Please output the entries below without altering a single character.

(RECORDS TO USE)

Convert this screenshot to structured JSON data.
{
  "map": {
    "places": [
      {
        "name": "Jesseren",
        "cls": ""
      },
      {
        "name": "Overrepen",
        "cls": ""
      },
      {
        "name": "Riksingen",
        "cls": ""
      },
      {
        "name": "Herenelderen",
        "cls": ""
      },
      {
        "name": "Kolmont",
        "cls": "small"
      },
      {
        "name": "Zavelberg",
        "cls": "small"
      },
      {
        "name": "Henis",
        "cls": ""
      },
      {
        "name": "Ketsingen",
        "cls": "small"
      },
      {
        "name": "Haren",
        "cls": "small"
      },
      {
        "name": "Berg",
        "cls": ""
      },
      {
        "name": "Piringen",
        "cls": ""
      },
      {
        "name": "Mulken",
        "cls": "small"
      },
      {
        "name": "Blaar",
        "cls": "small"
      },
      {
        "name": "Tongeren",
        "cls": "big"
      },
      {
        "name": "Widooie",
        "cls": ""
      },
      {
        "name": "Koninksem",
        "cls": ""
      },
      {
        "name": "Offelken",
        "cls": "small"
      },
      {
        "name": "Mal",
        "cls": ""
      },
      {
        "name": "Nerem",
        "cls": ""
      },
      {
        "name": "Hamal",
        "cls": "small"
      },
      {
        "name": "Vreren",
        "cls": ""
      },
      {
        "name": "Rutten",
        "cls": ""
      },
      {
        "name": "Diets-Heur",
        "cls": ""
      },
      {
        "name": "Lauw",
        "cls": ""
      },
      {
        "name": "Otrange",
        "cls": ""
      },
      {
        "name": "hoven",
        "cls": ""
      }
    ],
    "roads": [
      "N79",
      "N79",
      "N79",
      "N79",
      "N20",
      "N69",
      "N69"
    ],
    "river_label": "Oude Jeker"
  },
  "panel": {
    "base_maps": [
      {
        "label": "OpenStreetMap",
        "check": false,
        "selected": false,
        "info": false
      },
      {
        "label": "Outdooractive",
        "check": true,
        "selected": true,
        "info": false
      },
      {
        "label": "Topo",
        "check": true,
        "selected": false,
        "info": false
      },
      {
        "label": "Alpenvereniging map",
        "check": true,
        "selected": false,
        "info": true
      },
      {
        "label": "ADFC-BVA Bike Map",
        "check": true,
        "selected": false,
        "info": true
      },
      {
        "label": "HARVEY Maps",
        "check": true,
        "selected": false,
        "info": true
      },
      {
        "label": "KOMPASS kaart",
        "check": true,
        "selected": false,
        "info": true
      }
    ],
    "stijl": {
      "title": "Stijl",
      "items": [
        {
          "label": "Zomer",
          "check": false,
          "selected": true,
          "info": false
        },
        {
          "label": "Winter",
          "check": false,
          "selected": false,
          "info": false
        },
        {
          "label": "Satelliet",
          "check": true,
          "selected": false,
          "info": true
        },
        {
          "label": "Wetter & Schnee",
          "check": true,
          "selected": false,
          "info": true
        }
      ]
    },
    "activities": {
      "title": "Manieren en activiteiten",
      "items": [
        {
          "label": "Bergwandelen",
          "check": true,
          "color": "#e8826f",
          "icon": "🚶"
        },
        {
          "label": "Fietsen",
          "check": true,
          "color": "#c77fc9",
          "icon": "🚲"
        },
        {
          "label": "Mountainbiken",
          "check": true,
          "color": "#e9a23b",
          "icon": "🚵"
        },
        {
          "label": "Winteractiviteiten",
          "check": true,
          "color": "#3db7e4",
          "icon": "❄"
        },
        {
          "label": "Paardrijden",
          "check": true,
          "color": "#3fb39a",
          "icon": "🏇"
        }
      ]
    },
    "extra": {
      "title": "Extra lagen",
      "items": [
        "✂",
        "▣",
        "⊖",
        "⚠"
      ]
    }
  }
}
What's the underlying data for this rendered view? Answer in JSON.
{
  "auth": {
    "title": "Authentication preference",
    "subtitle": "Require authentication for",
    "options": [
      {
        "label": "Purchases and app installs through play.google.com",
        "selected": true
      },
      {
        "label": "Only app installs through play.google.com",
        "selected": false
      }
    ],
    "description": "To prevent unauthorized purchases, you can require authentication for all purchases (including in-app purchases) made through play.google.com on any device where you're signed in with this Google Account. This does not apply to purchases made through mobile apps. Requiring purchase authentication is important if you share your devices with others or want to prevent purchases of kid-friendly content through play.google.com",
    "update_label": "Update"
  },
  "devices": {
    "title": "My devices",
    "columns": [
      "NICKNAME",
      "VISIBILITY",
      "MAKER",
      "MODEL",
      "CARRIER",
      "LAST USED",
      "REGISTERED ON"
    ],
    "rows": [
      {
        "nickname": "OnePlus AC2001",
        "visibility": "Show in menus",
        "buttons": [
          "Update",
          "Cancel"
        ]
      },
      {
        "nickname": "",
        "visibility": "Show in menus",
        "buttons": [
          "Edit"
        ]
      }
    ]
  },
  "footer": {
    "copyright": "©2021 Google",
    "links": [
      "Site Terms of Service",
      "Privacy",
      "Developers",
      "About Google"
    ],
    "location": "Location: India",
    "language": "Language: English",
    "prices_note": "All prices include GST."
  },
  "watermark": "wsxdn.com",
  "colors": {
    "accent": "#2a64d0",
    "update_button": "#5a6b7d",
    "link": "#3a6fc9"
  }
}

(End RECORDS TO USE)

* **OUTPUT BELOW**:
Convert this screenshot to structured JSON data.
{
  "map": {
    "places": [
      {
        "name": "Jesseren",
        "cls": ""
      },
      {
        "name": "Overrepen",
        "cls": ""
      },
      {
        "name": "Riksingen",
        "cls": ""
      },
      {
        "name": "Herenelderen",
        "cls": ""
      },
      {
        "name": "Kolmont",
        "cls": "small"
      },
      {
        "name": "Zavelberg",
        "cls": "small"
      },
      {
        "name": "Henis",
        "cls": ""
      },
      {
        "name": "Ketsingen",
        "cls": "small"
      },
      {
        "name": "Haren",
        "cls": "small"
      },
      {
        "name": "Berg",
        "cls": ""
      },
      {
        "name": "Piringen",
        "cls": ""
      },
      {
        "name": "Mulken",
        "cls": "small"
      },
      {
        "name": "Blaar",
        "cls": "small"
      },
      {
        "name": "Tongeren",
        "cls": "big"
      },
      {
        "name": "Widooie",
        "cls": ""
      },
      {
        "name": "Koninksem",
        "cls": ""
      },
      {
        "name": "Offelken",
        "cls": "small"
      },
      {
        "name": "Mal",
        "cls": ""
      },
      {
        "name": "Nerem",
        "cls": ""
      },
      {
        "name": "Hamal",
        "cls": "small"
      },
      {
        "name": "Vreren",
        "cls": ""
      },
      {
        "name": "Rutten",
        "cls": ""
      },
      {
        "name": "Diets-Heur",
        "cls": ""
      },
      {
        "name": "Lauw",
        "cls": ""
      },
      {
        "name": "Otrange",
        "cls": ""
      },
      {
        "name": "hoven",
        "cls": ""
      }
    ],
    "roads": [
      "N79",
      "N79",
      "N79",
      "N79",
      "N20",
      "N69",
      "N69"
    ],
    "river_label": "Oude Jeker"
  },
  "panel": {
    "base_maps": [
      {
        "label": "OpenStreetMap",
        "check": false,
        "selected": false,
        "info": false
      },
      {
        "label": "Outdooractive",
        "check": true,
        "selected": true,
        "info": false
      },
      {
        "label": "Topo",
        "check": true,
        "selected": false,
        "info": false
      },
      {
        "label": "Alpenvereniging map",
        "check": true,
        "selected": false,
        "info": true
      },
      {
        "label": "ADFC-BVA Bike Map",
        "check": true,
        "selected": false,
        "info": true
      },
      {
        "label": "HARVEY Maps",
        "check": true,
        "selected": false,
        "info": true
      },
      {
        "label": "KOMPASS kaart",
        "check": true,
        "selected": false,
        "info": true
      }
    ],
    "stijl": {
      "title": "Stijl",
      "items": [
        {
          "label": "Zomer",
          "check": false,
          "selected": true,
          "info": false
        },
        {
          "label": "Winter",
          "check": false,
          "selected": false,
          "info": false
        },
        {
          "label": "Satelliet",
          "check": true,
          "selected": false,
          "info": true
        },
        {
          "label": "Wetter & Schnee",
          "check": true,
          "selected": false,
          "info": true
        }
      ]
    },
    "activities": {
      "title": "Manieren en activiteiten",
      "items": [
        {
          "label": "Bergwandelen",
          "check": true,
          "color": "#e8826f",
          "icon": "🚶"
        },
        {
          "label": "Fietsen",
          "check": true,
          "color": "#c77fc9",
          "icon": "🚲"
        },
        {
          "label": "Mountainbiken",
          "check": true,
          "color": "#e9a23b",
          "icon": "🚵"
        },
        {
          "label": "Winteractiviteiten",
          "check": true,
          "color": "#3db7e4",
          "icon": "❄"
        },
        {
          "label": "Paardrijden",
          "check": true,
          "color": "#3fb39a",
          "icon": "🏇"
        }
      ]
    },
    "extra": {
      "title": "Extra lagen",
      "items": [
        "✂",
        "▣",
        "⊖",
        "⚠"
      ]
    }
  }
}
What's the underlying data for this rendered view? Answer in JSON.
{
  "auth": {
    "title": "Authentication preference",
    "subtitle": "Require authentication for",
    "options": [
      {
        "label": "Purchases and app installs through play.google.com",
        "selected": true
      },
      {
        "label": "Only app installs through play.google.com",
        "selected": false
      }
    ],
    "description": "To prevent unauthorized purchases, you can require authentication for all purchases (including in-app purchases) made through play.google.com on any device where you're signed in with this Google Account. This does not apply to purchases made through mobile apps. Requiring purchase authentication is important if you share your devices with others or want to prevent purchases of kid-friendly content through play.google.com",
    "update_label": "Update"
  },
  "devices": {
    "title": "My devices",
    "columns": [
      "NICKNAME",
      "VISIBILITY",
      "MAKER",
      "MODEL",
      "CARRIER",
      "LAST USED",
      "REGISTERED ON"
    ],
    "rows": [
      {
        "nickname": "OnePlus AC2001",
        "visibility": "Show in menus",
        "buttons": [
          "Update",
          "Cancel"
        ]
      },
      {
        "nickname": "",
        "visibility": "Show in menus",
        "buttons": [
          "Edit"
        ]
      }
    ]
  },
  "footer": {
    "copyright": "©2021 Google",
    "links": [
      "Site Terms of Service",
      "Privacy",
      "Developers",
      "About Google"
    ],
    "location": "Location: India",
    "language": "Language: English",
    "prices_note": "All prices include GST."
  },
  "watermark": "wsxdn.com",
  "colors": {
    "accent": "#2a64d0",
    "update_button": "#5a6b7d",
    "link": "#3a6fc9"
  }
}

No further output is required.